For the word "JSON", state how many lines below contain it. Give no other text.

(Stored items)
· · ·

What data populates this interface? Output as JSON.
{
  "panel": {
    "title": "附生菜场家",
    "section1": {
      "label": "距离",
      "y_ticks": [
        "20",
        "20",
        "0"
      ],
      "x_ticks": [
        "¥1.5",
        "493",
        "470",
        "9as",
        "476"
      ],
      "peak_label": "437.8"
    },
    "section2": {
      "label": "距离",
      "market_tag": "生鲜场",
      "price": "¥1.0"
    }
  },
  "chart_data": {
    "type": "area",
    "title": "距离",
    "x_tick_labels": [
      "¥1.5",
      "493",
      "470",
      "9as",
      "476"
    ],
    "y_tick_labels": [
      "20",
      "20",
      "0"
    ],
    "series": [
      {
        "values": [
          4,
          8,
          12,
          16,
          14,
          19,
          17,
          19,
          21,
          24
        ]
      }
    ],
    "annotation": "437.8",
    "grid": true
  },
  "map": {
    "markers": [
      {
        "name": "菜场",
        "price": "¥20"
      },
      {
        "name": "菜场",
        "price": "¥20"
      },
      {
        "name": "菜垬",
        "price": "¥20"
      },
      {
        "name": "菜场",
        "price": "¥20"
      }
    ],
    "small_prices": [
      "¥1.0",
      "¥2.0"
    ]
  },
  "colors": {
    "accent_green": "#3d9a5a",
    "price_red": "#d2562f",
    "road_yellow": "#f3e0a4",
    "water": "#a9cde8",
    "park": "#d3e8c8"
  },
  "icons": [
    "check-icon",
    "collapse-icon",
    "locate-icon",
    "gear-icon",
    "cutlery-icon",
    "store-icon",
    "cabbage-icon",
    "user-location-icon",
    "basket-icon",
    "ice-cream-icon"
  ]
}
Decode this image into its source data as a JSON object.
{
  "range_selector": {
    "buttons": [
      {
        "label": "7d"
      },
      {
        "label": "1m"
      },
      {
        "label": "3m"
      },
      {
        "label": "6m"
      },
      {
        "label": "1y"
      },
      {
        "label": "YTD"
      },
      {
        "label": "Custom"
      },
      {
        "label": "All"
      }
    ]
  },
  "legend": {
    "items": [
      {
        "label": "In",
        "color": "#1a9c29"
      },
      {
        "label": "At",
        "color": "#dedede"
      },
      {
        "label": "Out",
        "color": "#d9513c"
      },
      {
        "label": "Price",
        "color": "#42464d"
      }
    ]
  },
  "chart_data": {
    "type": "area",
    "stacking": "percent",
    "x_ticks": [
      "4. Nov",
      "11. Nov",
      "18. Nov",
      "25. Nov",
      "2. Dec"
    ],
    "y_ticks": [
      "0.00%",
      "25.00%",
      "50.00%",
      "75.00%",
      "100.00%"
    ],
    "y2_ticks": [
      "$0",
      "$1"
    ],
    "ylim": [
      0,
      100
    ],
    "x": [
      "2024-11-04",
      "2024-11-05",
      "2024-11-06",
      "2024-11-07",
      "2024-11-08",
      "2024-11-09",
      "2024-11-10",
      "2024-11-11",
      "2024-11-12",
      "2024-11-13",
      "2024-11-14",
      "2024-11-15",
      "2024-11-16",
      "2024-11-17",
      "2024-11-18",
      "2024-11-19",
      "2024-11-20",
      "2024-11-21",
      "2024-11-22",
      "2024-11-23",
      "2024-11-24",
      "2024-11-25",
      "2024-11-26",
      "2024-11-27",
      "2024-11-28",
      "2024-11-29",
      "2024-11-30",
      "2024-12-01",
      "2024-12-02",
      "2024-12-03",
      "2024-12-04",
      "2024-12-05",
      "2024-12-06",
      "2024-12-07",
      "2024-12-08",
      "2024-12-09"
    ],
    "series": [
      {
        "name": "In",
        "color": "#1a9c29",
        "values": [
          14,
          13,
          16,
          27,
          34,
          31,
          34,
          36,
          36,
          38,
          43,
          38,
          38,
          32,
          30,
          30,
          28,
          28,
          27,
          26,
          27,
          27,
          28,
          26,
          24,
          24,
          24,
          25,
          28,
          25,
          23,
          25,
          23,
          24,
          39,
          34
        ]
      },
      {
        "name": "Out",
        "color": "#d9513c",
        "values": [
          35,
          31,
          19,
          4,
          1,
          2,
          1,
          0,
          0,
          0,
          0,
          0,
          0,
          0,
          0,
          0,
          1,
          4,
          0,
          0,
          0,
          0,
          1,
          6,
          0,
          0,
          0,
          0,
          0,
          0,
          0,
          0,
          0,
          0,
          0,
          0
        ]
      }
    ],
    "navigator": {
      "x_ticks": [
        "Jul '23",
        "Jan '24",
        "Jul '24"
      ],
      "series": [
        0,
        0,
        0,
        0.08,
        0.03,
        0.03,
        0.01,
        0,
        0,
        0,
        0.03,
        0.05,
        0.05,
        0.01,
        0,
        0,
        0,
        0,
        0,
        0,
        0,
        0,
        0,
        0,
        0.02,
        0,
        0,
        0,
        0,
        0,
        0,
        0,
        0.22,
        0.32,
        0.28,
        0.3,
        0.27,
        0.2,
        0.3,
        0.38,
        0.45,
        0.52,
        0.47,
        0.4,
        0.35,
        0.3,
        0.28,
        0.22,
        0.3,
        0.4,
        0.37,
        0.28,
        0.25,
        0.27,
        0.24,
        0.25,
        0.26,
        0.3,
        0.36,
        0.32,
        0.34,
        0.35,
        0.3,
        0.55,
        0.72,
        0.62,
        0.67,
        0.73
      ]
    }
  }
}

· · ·

| WRITTEN SOLUTION |
2